EPHRATA — The Grant County PUD’s federal regulators have agreed to suspend until at least 2026 an ongoing program to capture and rear the highly endangered White River spring chinook salmon, because the utility’s captive-breeding program might actually be further endangering the fish.
The decision means the PUD and feds will no longer seek to build a series of controversial ponds along the shoreline of the pristine river, divert its water to fill the ponds, and use them to raise and release as many as 165,000 of the young fish annually.
The Ephrata-based utility will also do what the Chelan-Douglas Land Trust and Lake Wenatchee community members have long asked for — subject their fish data to an independent scientific review before deciding if the program should resume beyond 2026.
“We believe this is good news,” Bob Bugert, executive director of the Land Trust, said Thursday. “This is what we’ve been hoping for all along. For the viability of fish and wildlife populations, this is the best choice.”
The PUD will eliminate its existing White River spring chinook breeding program by 2016, but will continue to monitor the highly endangered fish until 2026, Jeff Grizzel, the PUD’s director of natural resources, said Thursday during a visit to The World.
No decision to move ahead with the fish-recovery plan or the ponds would come before then, he said.
“We’re saying, gosh, we’re not sure that this was the best approach,” Grizzel said. “We would like 2026 to be a decision year to determine what the rest of this program looks like.”
The young fish are now kept in net pens in Lake Wenatchee at the mouth of the White River and in portable rectangular tanks filled with White River water on PUD property along the river’s shoreline. About 75,000 are targeted for release this year. Salmon “imprint” on the water of their rearing streams and return there to spawn after migrating to the ocean to mature.

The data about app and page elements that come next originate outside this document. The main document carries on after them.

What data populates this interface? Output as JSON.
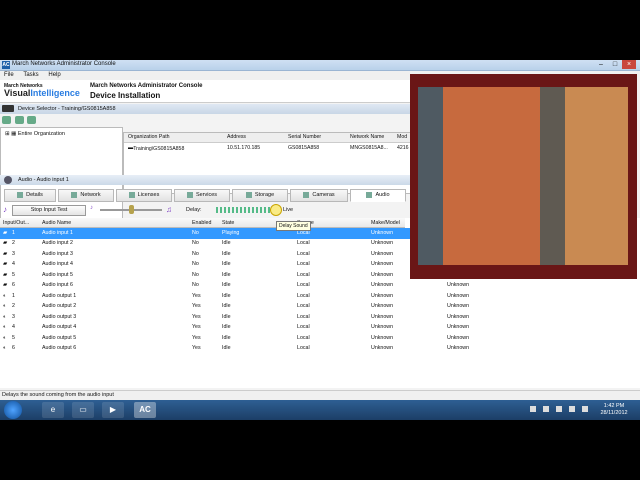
{
  "window": {
    "title": "March Networks Administrator Console",
    "app_icon": "AC"
  },
  "menu": [
    "File",
    "Tasks",
    "Help"
  ],
  "brand": {
    "top": "March Networks",
    "main_a": "Visual",
    "main_b": "Intelligence"
  },
  "header": {
    "title": "March Networks Administrator Console",
    "subtitle": "Device Installation"
  },
  "device_selector": {
    "label": "Device Selector - Training/GS0815A858"
  },
  "tree": {
    "root": "Entire Organization"
  },
  "org_table": {
    "columns": [
      "Organization Path",
      "Address",
      "Serial Number",
      "Network Name",
      "Mod"
    ],
    "row": [
      "Training\\GS0815A858",
      "10.51.170.185",
      "GS0815A858",
      "MNGS0815A8...",
      "4216"
    ]
  },
  "section": {
    "label": "Audio - Audio input 1"
  },
  "tabs": [
    "Details",
    "Network",
    "Licenses",
    "Services",
    "Storage",
    "Cameras",
    "Audio"
  ],
  "controls": {
    "stop_button": "Stop Input Test",
    "delay_label": "Delay:",
    "live_label": "Live",
    "tooltip": "Delay Sound"
  },
  "grid": {
    "columns": [
      "Input/Out...",
      "Audio Name",
      "Enabled",
      "State",
      "Source",
      "Make/Model"
    ],
    "rows": [
      [
        "1",
        "Audio input 1",
        "No",
        "Playing",
        "Local",
        "Unknown",
        ""
      ],
      [
        "2",
        "Audio input 2",
        "No",
        "Idle",
        "Local",
        "Unknown",
        ""
      ],
      [
        "3",
        "Audio input 3",
        "No",
        "Idle",
        "Local",
        "Unknown",
        ""
      ],
      [
        "4",
        "Audio input 4",
        "No",
        "Idle",
        "Local",
        "Unknown",
        ""
      ],
      [
        "5",
        "Audio input 5",
        "No",
        "Idle",
        "Local",
        "Unknown",
        ""
      ],
      [
        "6",
        "Audio input 6",
        "No",
        "Idle",
        "Local",
        "Unknown",
        "Unknown"
      ],
      [
        "1",
        "Audio output 1",
        "Yes",
        "Idle",
        "Local",
        "Unknown",
        "Unknown"
      ],
      [
        "2",
        "Audio output 2",
        "Yes",
        "Idle",
        "Local",
        "Unknown",
        "Unknown"
      ],
      [
        "3",
        "Audio output 3",
        "Yes",
        "Idle",
        "Local",
        "Unknown",
        "Unknown"
      ],
      [
        "4",
        "Audio output 4",
        "Yes",
        "Idle",
        "Local",
        "Unknown",
        "Unknown"
      ],
      [
        "5",
        "Audio output 5",
        "Yes",
        "Idle",
        "Local",
        "Unknown",
        "Unknown"
      ],
      [
        "6",
        "Audio output 6",
        "Yes",
        "Idle",
        "Local",
        "Unknown",
        "Unknown"
      ]
    ]
  },
  "status": "Delays the sound coming from the audio input",
  "taskbar": {
    "time": "1:42 PM",
    "date": "28/11/2012",
    "active_app": "AC"
  },
  "colors": {
    "selection": "#3399ff",
    "video_bg": "#6a1616",
    "taskbar": "#1c3e66"
  }
}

The decision not to build the ponds amounts to an about-face for the utility, whose officials once insisted that they were federally bound to carry out the project to compensate for salmon killed by their Columbia River dams, Priest Rapids and Wanapum.

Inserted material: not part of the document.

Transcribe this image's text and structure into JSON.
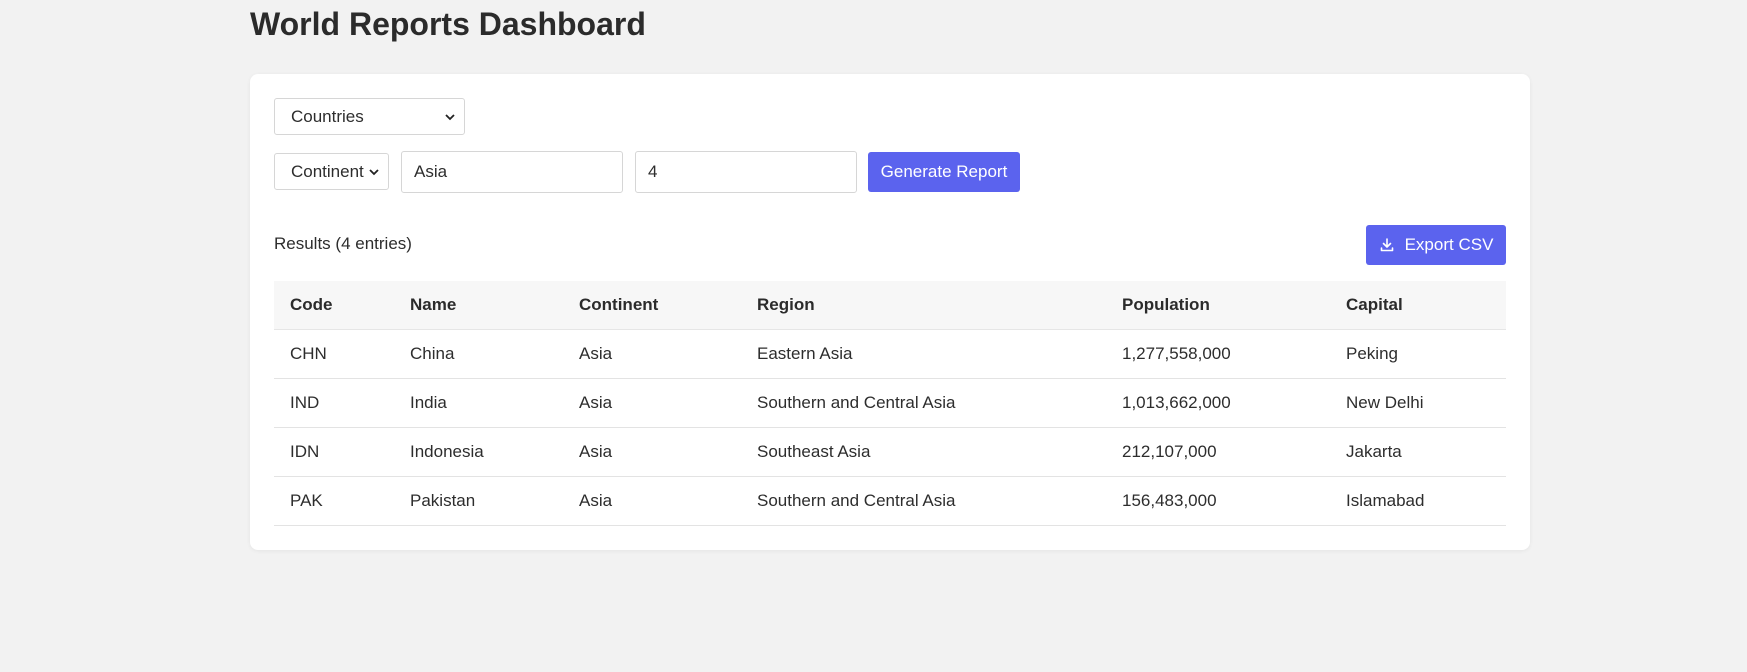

The ponds sparked widespread concern from the Lake Wenatchee community and the Land Trust, which owns 400 acres near the ponds’ proposed site.
Last year, a Chelan County administrative judge denied all the project’s building permits, ruling that the ponds violated local shoreline-use rules. County planners had earlier reached the same conclusion.
The PUD then angered county officials by turning to a federal process in an attempt to build the ponds anyway. The feds, themselves, halted that effort, urging the PUD seek a solution that doesn’t violate state or local rules.
Grizzel said a turn-around came last year, after federal, state and tribal authorities studied PUD-collected data and agreed that the captive-bred fish could be genetically different from their native counterparts. That’s because program officials have been unable to collect enough brood stock to create a captive, functioning gene pool, he said, and would be pressed to find replacements to existing captive breeders.
Federal fish regulators were also concerned that:
Despite the existing raise-and-release program, which has been going on since 1997, the survival rate of juvenile fish remains low.
Numbers of adult fish that return to the White River to spawn remain low.
A “sub group” of spring chinook salmon reared on the nearby Chiwawa River in a Chelan County PUD hatchery “stray” into the White River when they return to spawn. This further threatens the integrity of White River spring chinook genetics.
Grizzel said the captive-breeding program for the White River fish will continue until the PUD’s existing breeding stock reaches the end of its productive cycle in 2016. After that, they’ll stop all breeding, but continue to monitor the fish.
“They have to mitigate for their hydro, and we have to process permits according to our law,” Chelan County Commissioner Ron Walter said Thursday. “Part of the question that will get answered between now and 2026 is whether supplementation is beneficial or detrimental. It’s a great step.”
Grizzel said he has no immediate plans to meet with Lake Wenatchee community members to discuss the agreement, but would be willing to.
Land Trust officials and White River advocates have opposed the project, saying the river is one of the few that remains relatively unaltered by human activity and is more valuable as a means to study fish populations not boosted by captive breeding. The river also tends to “wander” from its course during storm or spring run-off events, rendering its shorelines unsuitable for construction.
Grant PUD will begin building a fish-rearing facility on Nason Creek, a tributary of the nearby Wenatchee River, next year, Grizzel said. The project is slated for a fall 2014 completion.
No one has objected to it, and nearly all its permits are in order, he said.
Christine Pratt: 665-1173